  1. Are these records microfilmed by FamilySearch or would one have to use the National Archives document order service? If they are not microfilmed, are there plans to do so in the future? Thank you,

  2. I am looking for my family. Trying to find out my history. My fathers name is Carl Ringberg. His mother is Pauline Anderson. He was born in Fort Dodge Iowa. If anyone can help me I would be ever so greatful Thank you Amie.

    1. Amie,

      I am not sure if this would be the same family, but there is a Carl Ringberg in my family tree whose mother’s name at one time was Pauline Anderson. The family is from Iowa. This Carl would have had to been born around the mid 1950s or later and had a couple of siblings, Edna and Mindy. If this sounds like a fit, please let me know. Thanks.

    2. Amie,

      I just did a bit of further research in my notes and do know that the family lived in the Fort Dodge area. Also, Carl was adopted out at some point according to what I have been told. He may or may not have died around 1993 in the Branson, MO area- that seems unclear.

    3. Amie,

      After reviewing my notes, I believe this could be the same family. Please contact me for more information.

      Scott

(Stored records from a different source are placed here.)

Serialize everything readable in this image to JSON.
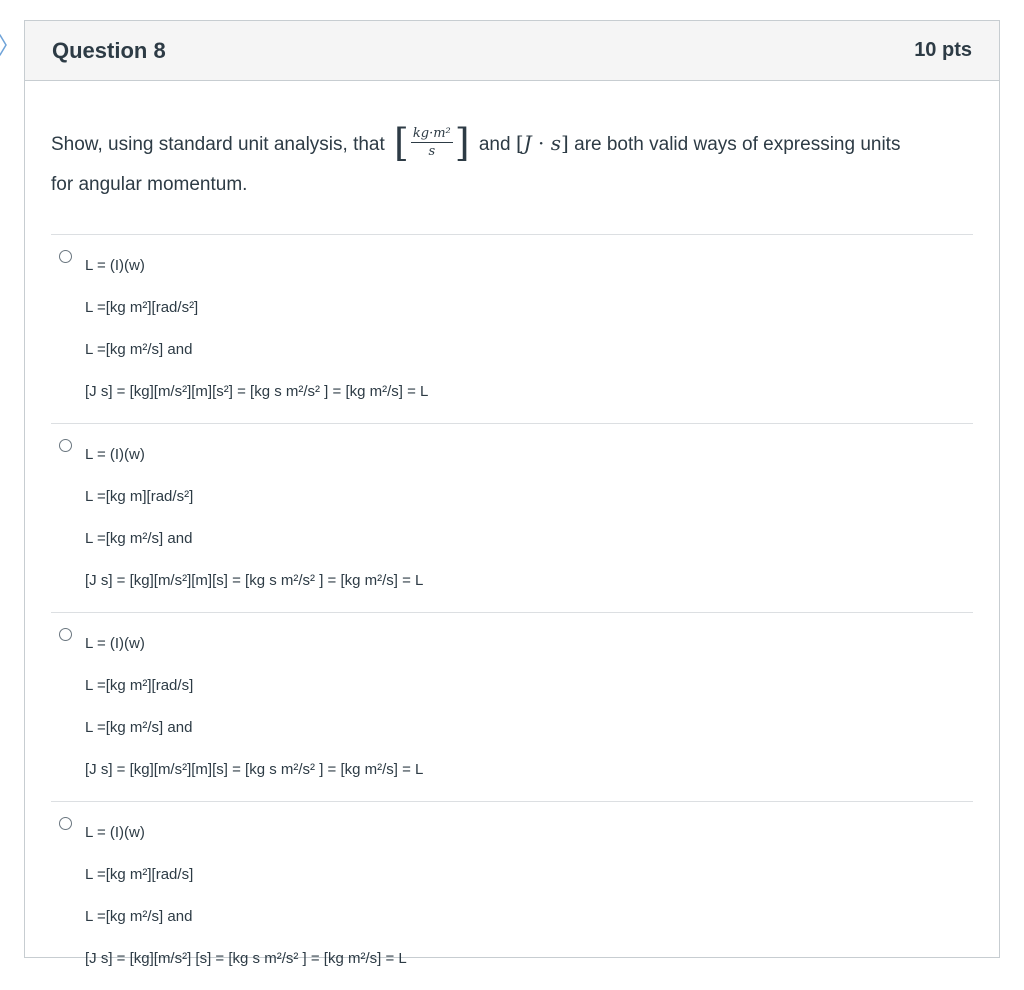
{
  "question": {
    "title": "Question 8",
    "points": "10 pts",
    "text_before": "Show, using standard unit analysis, that",
    "frac_numerator": "kg·m²",
    "frac_denominator": "s",
    "text_and": "and",
    "j_unit_J": "J",
    "j_unit_dot": " · ",
    "j_unit_s": "s",
    "text_after": "are both valid ways of expressing units",
    "text_line2": "for angular momentum."
  },
  "answers": [
    {
      "lines": [
        "L = (I)(w)",
        "L =[kg m²][rad/s²]",
        "L =[kg m²/s] and",
        "[J s] = [kg][m/s²][m][s²] = [kg s m²/s² ] = [kg m²/s] = L"
      ]
    },
    {
      "lines": [
        "L = (I)(w)",
        "L =[kg m][rad/s²]",
        "L =[kg m²/s] and",
        "[J s] = [kg][m/s²][m][s] = [kg s m²/s² ] = [kg m²/s] = L"
      ]
    },
    {
      "lines": [
        "L = (I)(w)",
        "L =[kg m²][rad/s]",
        "L =[kg m²/s] and",
        "[J s] = [kg][m/s²][m][s] = [kg s m²/s² ] = [kg m²/s] = L"
      ]
    },
    {
      "lines": [
        "L = (I)(w)",
        "L =[kg m²][rad/s]",
        "L =[kg m²/s] and",
        "[J s] = [kg][m/s²] [s] = [kg s m²/s² ] = [kg m²/s] = L"
      ]
    }
  ],
  "colors": {
    "text": "#2d3b45",
    "border": "#c7cdd1",
    "header_bg": "#f5f5f5",
    "flag": "#6fa3d8"
  },
  "icons": {
    "flag": "question-flag-icon"
  }
}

    4. Yes, I believe you are in our family. Pauline Anderson was born Pauline Glick. She was a cousin to my husband. Pauline’s mom was Dolly Johnston who married John Glick. Pauline married Carl Jack Ringberg. Pauline had three children; Mindy -unknown whereabouts, Carl Ringberg, Jr.- believe to have been adopted out, and Edna who was killed by a hit and run driver in Fort Dodge in October, 1973. Pauline had a brother George Glick who lived in Knoxville, Iowa.
      Pauline and George are now deceased. Pauline died in 2009 and is buried in Lenox, Iowa. After her divorce from Carl Ringberg, she married Kermit Anderson. I do have her obituary but there are errors in the facts that whoever wrote it up had wrong info. Oh, yes, Dolly Glick remarried later to Rollie McNeese. I have met Dolly, Pauline, Kermit, and Rollie. The children were not talked about much. I guess they did not have the means to care for them. Please contact me.

  3. This article is informative and will be of great help in pointing people along thr right direction as there are many people in my part of the United Kingdom who are of English descent.

  4. Were looking for the death of Deputy Assisstant Commissary General Joseph Trueman born 5th June 1777 and married 4th September 1802 to Mary Crane. We are also looking for Marys subsequent marriage to Major Edward Molesworth born 7th July 1775, died 14th June 1842. Any help will be greatly appreciated, thanx. 22 June 2011